■ **YOUR OBJECTIVE**: Quote all of the data below exactly, please.

**** INPUT ****

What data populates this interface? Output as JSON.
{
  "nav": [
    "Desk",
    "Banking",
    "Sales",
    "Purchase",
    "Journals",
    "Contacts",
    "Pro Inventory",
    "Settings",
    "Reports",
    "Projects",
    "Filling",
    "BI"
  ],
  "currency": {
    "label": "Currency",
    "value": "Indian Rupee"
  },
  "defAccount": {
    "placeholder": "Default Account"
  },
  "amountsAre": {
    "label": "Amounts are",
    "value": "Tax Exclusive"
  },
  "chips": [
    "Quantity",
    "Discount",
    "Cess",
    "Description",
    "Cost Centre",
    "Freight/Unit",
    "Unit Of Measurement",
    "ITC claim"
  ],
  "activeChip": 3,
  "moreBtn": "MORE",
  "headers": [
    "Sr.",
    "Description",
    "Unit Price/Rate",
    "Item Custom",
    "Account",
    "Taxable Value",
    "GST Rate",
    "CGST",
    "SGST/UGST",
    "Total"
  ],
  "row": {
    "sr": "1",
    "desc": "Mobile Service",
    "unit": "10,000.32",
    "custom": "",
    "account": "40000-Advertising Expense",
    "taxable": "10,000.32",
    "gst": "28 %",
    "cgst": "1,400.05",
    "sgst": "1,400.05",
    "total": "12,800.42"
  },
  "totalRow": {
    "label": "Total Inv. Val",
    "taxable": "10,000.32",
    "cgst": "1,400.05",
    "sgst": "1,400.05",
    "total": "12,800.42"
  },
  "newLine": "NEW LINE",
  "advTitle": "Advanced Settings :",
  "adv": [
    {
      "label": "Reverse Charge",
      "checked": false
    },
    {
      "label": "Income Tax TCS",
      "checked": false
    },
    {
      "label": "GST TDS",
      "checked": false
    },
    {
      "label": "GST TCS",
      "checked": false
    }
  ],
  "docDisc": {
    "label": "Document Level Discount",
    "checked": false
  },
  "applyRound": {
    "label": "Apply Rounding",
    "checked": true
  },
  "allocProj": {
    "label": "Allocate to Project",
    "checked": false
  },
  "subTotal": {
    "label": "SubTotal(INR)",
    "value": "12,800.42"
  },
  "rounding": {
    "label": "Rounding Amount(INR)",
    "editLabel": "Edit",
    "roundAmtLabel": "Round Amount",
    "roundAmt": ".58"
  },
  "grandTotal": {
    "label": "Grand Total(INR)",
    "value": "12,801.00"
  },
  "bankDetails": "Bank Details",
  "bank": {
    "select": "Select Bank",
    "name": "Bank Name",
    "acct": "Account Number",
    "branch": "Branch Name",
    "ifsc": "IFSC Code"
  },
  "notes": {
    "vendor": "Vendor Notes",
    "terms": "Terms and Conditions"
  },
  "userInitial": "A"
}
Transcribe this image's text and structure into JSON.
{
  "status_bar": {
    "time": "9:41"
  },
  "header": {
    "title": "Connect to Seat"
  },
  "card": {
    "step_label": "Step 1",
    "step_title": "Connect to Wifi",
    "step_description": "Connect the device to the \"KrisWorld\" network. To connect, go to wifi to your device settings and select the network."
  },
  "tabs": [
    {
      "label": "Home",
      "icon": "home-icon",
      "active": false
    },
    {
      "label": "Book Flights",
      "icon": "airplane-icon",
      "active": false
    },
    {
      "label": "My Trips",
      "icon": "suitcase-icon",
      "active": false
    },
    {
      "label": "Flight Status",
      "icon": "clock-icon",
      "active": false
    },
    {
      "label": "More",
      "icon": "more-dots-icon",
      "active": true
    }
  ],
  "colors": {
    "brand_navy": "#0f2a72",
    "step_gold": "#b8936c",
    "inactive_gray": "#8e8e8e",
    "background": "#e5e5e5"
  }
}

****

■ **ANSWER SECTION**:
What data populates this interface? Output as JSON.
{
  "nav": [
    "Desk",
    "Banking",
    "Sales",
    "Purchase",
    "Journals",
    "Contacts",
    "Pro Inventory",
    "Settings",
    "Reports",
    "Projects",
    "Filling",
    "BI"
  ],
  "currency": {
    "label": "Currency",
    "value": "Indian Rupee"
  },
  "defAccount": {
    "placeholder": "Default Account"
  },
  "amountsAre": {
    "label": "Amounts are",
    "value": "Tax Exclusive"
  },
  "chips": [
    "Quantity",
    "Discount",
    "Cess",
    "Description",
    "Cost Centre",
    "Freight/Unit",
    "Unit Of Measurement",
    "ITC claim"
  ],
  "activeChip": 3,
  "moreBtn": "MORE",
  "headers": [
    "Sr.",
    "Description",
    "Unit Price/Rate",
    "Item Custom",
    "Account",
    "Taxable Value",
    "GST Rate",
    "CGST",
    "SGST/UGST",
    "Total"
  ],
  "row": {
    "sr": "1",
    "desc": "Mobile Service",
    "unit": "10,000.32",
    "custom": "",
    "account": "40000-Advertising Expense",
    "taxable": "10,000.32",
    "gst": "28 %",
    "cgst": "1,400.05",
    "sgst": "1,400.05",
    "total": "12,800.42"
  },
  "totalRow": {
    "label": "Total Inv. Val",
    "taxable": "10,000.32",
    "cgst": "1,400.05",
    "sgst": "1,400.05",
    "total": "12,800.42"
  },
  "newLine": "NEW LINE",
  "advTitle": "Advanced Settings :",
  "adv": [
    {
      "label": "Reverse Charge",
      "checked": false
    },
    {
      "label": "Income Tax TCS",
      "checked": false
    },
    {
      "label": "GST TDS",
      "checked": false
    },
    {
      "label": "GST TCS",
      "checked": false
    }
  ],
  "docDisc": {
    "label": "Document Level Discount",
    "checked": false
  },
  "applyRound": {
    "label": "Apply Rounding",
    "checked": true
  },
  "allocProj": {
    "label": "Allocate to Project",
    "checked": false
  },
  "subTotal": {
    "label": "SubTotal(INR)",
    "value": "12,800.42"
  },
  "rounding": {
    "label": "Rounding Amount(INR)",
    "editLabel": "Edit",
    "roundAmtLabel": "Round Amount",
    "roundAmt": ".58"
  },
  "grandTotal": {
    "label": "Grand Total(INR)",
    "value": "12,801.00"
  },
  "bankDetails": "Bank Details",
  "bank": {
    "select": "Select Bank",
    "name": "Bank Name",
    "acct": "Account Number",
    "branch": "Branch Name",
    "ifsc": "IFSC Code"
  },
  "notes": {
    "vendor": "Vendor Notes",
    "terms": "Terms and Conditions"
  },
  "userInitial": "A"
}
Transcribe this image's text and structure into JSON.
{
  "status_bar": {
    "time": "9:41"
  },
  "header": {
    "title": "Connect to Seat"
  },
  "card": {
    "step_label": "Step 1",
    "step_title": "Connect to Wifi",
    "step_description": "Connect the device to the \"KrisWorld\" network. To connect, go to wifi to your device settings and select the network."
  },
  "tabs": [
    {
      "label": "Home",
      "icon": "home-icon",
      "active": false
    },
    {
      "label": "Book Flights",
      "icon": "airplane-icon",
      "active": false
    },
    {
      "label": "My Trips",
      "icon": "suitcase-icon",
      "active": false
    },
    {
      "label": "Flight Status",
      "icon": "clock-icon",
      "active": false
    },
    {
      "label": "More",
      "icon": "more-dots-icon",
      "active": true
    }
  ],
  "colors": {
    "brand_navy": "#0f2a72",
    "step_gold": "#b8936c",
    "inactive_gray": "#8e8e8e",
    "background": "#e5e5e5"
  }
}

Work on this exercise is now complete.